Click here to read the rest of the article.: Seal pups counted in the Thames – Discover Wildlife

Global heating brings Mediterranean butterfly to the UK

Record-breaking numbers of long-tailed blue butterflies have been seen in the last few weeks.

Long-tailed blues and eggs seen in large numbers but are unlikely to survive the winter.

A fast-flying migratory butterfly from the Mediterranean is appearing in large numbers across southern England this summer as a result of global heating, experts say.

Click here to read the rest of the article.: Global heating brings Mediterranean butterfly to the UK | Environment | The Guardian

Water, water everywhere – but is it enough?

One of the many ponds ©CC BY-NC-SA by Peter Hassett, Felmersham Gravel Pits 11 August 2018

One of the many ponds ©CC BY-NC-SA by Peter Hassett, Felmersham Gravel Pits 11 August 2018

“All this rain is miserable, but it’s great for the garden and the rivers will be fine now!”. I’ve heard that quite a few times this week. The most important thing needed for a healthy river is water – a constant supply of it. Our most important river habitats are our chalk streams, which rely on a constant supply of water from a chalk aquifer. This is the same aquifer which supplies the taps in and around Cambridge, and it’s not in a good way right now. The River Cam this May had the lowest flows for that month since records began in 1949.

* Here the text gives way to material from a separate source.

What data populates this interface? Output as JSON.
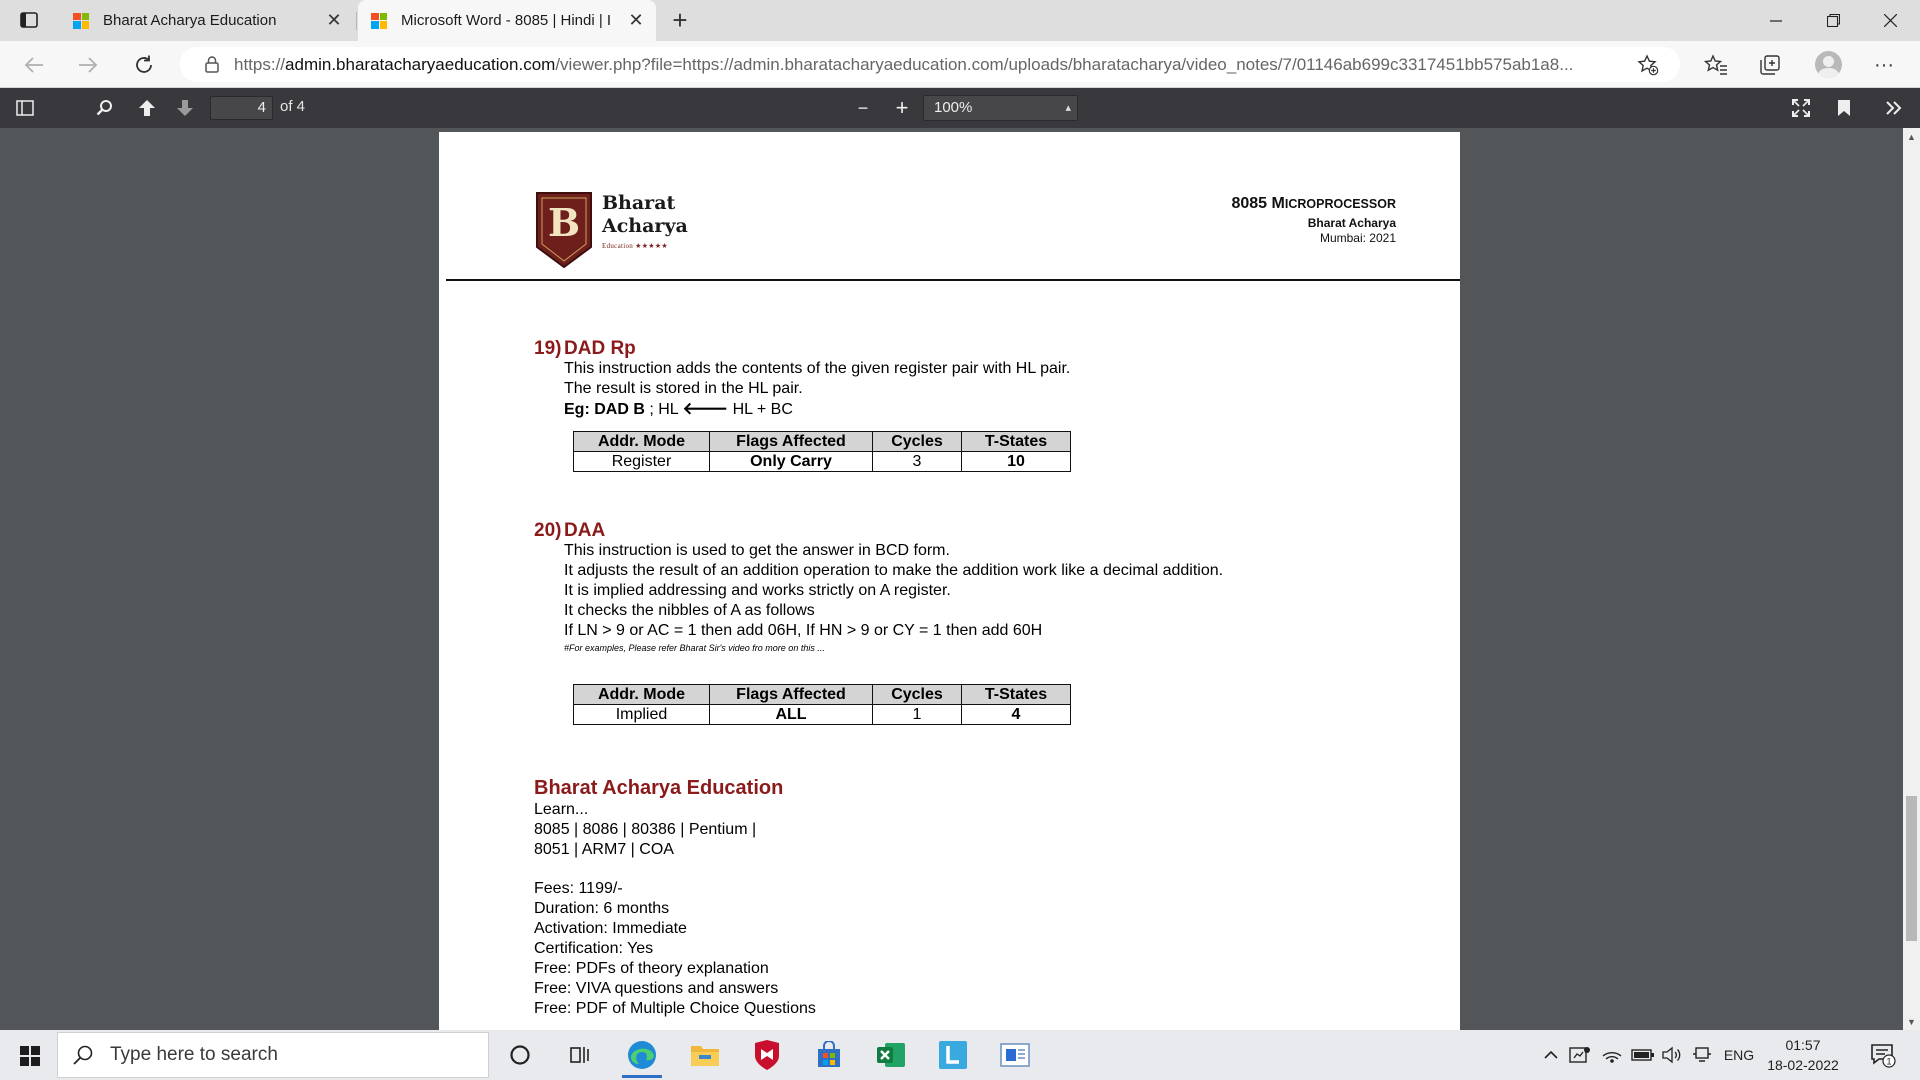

Click here to read the rest of the article.: Imagining the invisible | Wildlife Trust for Beds, Cambs & Northants